> Problem to solve: Lines in the records below that contain the word "shaped" must each be copied.

> Data under study:
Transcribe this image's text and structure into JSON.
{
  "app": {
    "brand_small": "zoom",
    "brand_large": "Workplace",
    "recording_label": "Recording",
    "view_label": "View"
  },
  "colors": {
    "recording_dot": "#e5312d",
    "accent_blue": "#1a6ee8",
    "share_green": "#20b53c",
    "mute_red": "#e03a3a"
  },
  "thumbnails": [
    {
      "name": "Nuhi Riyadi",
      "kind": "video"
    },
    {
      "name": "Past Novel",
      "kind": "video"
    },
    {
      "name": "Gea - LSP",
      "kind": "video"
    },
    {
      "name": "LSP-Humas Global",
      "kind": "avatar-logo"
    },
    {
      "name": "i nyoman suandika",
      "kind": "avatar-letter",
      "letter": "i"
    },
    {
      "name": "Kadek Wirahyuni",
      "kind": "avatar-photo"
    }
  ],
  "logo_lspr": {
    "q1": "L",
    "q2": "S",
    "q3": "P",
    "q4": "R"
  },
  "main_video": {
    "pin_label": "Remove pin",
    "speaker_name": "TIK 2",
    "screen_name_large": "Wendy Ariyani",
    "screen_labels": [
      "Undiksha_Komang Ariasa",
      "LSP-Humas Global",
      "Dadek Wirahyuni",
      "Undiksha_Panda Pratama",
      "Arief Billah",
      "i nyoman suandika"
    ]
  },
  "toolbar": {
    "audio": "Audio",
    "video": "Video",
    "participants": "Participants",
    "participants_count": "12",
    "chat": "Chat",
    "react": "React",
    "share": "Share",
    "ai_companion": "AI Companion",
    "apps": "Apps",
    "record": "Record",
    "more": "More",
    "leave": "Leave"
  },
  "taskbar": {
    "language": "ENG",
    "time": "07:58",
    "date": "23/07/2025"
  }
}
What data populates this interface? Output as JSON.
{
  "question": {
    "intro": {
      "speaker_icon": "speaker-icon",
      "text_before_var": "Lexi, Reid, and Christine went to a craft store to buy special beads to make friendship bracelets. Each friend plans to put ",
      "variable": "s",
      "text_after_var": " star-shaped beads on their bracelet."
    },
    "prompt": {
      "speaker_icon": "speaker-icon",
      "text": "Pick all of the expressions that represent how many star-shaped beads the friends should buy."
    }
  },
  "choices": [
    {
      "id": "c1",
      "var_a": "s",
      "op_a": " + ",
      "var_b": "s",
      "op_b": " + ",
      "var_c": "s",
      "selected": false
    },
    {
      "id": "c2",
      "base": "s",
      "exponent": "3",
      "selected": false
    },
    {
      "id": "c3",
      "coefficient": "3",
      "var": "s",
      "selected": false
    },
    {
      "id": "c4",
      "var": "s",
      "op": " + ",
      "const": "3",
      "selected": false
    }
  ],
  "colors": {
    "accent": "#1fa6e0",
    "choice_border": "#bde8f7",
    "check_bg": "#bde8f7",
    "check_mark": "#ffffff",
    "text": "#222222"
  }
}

> Response to the task:
      "text_after_var": " star-shaped beads on their bracelet."
      "text": "Pick all of the expressions that represent how many star-shaped beads the friends should buy."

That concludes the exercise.